Transfer Control/Ownership/Management – Control, ownership and management are not the same thing. So planning how to transfer these different skill sets to successors is essential. You need to break them into distinct skill sets before you decide who you will train to succeed you in each area.
Contingency Planning – When things are running smoothly, owners think contingency planning is irrelevant. But if illness or an accident incapacitates you, your valuation will plummet unless you have a contingency plan/continuity plan established, documented and ready to activate.
Wealth Management/Preservation – You have to decide how much of the illiquid wealth of your business you want to leave in the business, to maximize valuation and secure future company success vs. how much do you need to liquidate to achieve your exit criteria and the financial freedom to pursue your reinvention.
Successful Exit – Defining and planning what a successful exit means to you is important. There is no vanilla answer. It’s unique to you, your family, your goals, your business, the lifestyle of your dreams. If you can’t describe it, you will never know when the package on the table meets your needs.
Exit Options – The earlier you start exit planning, the more options you have, the wider range of exit vehicles, wealth vehicles and reinvention options you can have.
You can exit your business on your terms so you can transition to the lifestyle of your dreams with the wealth to pursue your reinvention (venture, adventure, avocation, hobby, retirement)
But what you can’t do is assume you can simply hire a team of experts and just walk away from your business in the next six months.
Start with your exit criteria to achieve your ultimate goals as you transition to your reinvention.
• Freedom — What does freedom look like to you when you exit your business, after the exit transaction is complete?
• Control — Who’s in control of decisions, strategy, budget, operations, and sales now? Who will be in control of each area of the business when you exit? Have you transitioned the decisions and control to one person, to a team of leaders or to no one leaving a vacuum in the business?
• Wealth — What is your wealth requirement for your reinvention and lifestyle after you exit? How do you define wealth? How much of the wealth you need for your reinvention must come from the business? Can you liquidate the business to produce that level of wealth to achieve your other exit criteria?
• Liquidity — How much liquidity do you need immediately when you exit?
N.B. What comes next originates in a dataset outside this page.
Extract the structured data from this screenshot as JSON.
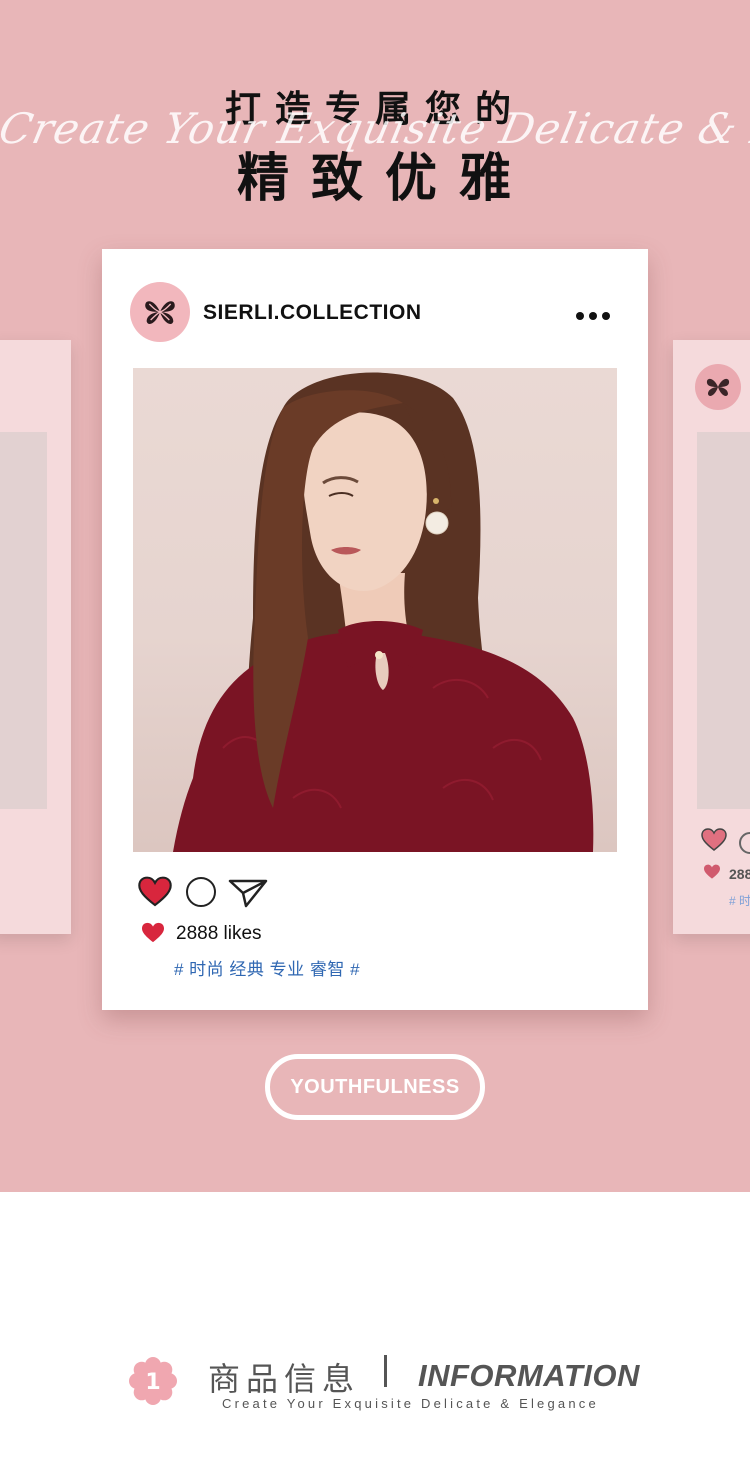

How long can you wait to receive final payment?
• Timeline — What is your ideal timeline for your exit? For your reinvention? For liquidity?
• Legacy — What’s your definition of the legacy you want to leave behind? What do you and your business stand for? What do you want to be remembered for? How can you achieve that?
• Dynasty — Do you want to build a family dynasty? What would that look like? What do you have to put in place to realize your dynasty?